While elements within the slow carbon cycle take hundreds of millions of years, the movements within the fast carbon cycle happen within the lifetime of a particular organism.
The majority of carbon is stored in sedimentary carbonates and kerogens, with the rest with the rest being spread between the ocean, the atmosphere, biomass such as plants and animals, and fossil fuels. However, come spring time, these concentrations drop once more.
As seafloor carbon is pushed deeper into the Earth by tectonic forcesit heats up, eventually melts, and can rise back up to the surfacewhere it is released as CO2 and returned to the atmosphere. Using case studies, NASA visualizations, current research, and interactives, you will explore how living things on land, in soils, and in our oceans regulate the carbon cycle.Respiration, excretion, and decomposition release the carbon back into the atmosphere or soil continuing the cycle.
The ocean plays a critical role in the storage of carbon, as it holds about 50 times more carbon than the atmosphere. Carbon, the fourth most abundant element in the universe, moves between the atmosphere, oceans, biosphere, and geosphere in what is called the carbon cycle.

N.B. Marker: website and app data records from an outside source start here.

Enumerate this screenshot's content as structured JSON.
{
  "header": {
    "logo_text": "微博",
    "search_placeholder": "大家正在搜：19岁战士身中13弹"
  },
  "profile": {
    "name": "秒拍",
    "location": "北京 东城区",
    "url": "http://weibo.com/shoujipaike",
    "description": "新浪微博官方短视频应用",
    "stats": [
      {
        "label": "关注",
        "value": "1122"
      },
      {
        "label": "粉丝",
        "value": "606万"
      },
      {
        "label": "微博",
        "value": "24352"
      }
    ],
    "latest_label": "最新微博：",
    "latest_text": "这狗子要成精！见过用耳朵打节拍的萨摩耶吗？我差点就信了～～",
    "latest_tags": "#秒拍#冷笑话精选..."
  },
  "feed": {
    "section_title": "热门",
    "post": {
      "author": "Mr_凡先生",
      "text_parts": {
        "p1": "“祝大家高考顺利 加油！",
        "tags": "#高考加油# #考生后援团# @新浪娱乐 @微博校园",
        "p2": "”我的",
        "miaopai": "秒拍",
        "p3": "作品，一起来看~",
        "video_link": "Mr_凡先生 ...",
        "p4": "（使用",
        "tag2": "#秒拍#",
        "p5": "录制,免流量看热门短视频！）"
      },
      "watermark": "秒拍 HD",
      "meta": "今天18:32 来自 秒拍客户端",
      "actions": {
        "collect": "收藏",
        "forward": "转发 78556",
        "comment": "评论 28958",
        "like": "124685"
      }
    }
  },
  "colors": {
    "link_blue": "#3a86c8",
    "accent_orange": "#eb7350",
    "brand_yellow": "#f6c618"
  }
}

This module provides an overview of the global carbon cycle, one of the major biogeochemical cycles. The module explains geological and biological components of the cycle. The nitrogen cycle is the set of biogeochemical processes by which nitrogen undergoes chemical reactions, changes form, and moves through difference reservoirs on Earth, including living organisms.
Nitrogen is required for all organisms to live and grow because it is the essential component of DNA, RNA, and protein. The carbon cycle is important because all living things are made of carbon in one way or another. The carbon cycle is how carbon is exchanged throughout the earth: between the atmosphere, oceans, ecosystem and geosphere.
The time it takes carbon to move through the fast carbon cycle is measured in a lifespan. The fast carbon cycle is largely the movement of carbon through life forms on Earth, or the biosphere.
Between 10 15 and 10 17 grams (1, tomillion metric tons) of carbon move through the fast carbon. The carbon cycle or CO2 cycle is an important part of everyday life. Due to the abundance of carbon found in all elements of life, including animals, rocks, air, water, and more, the cycle of carbon is one that is constantly moving and changing due to the ever-changing nature of the things which carbon comprises.Download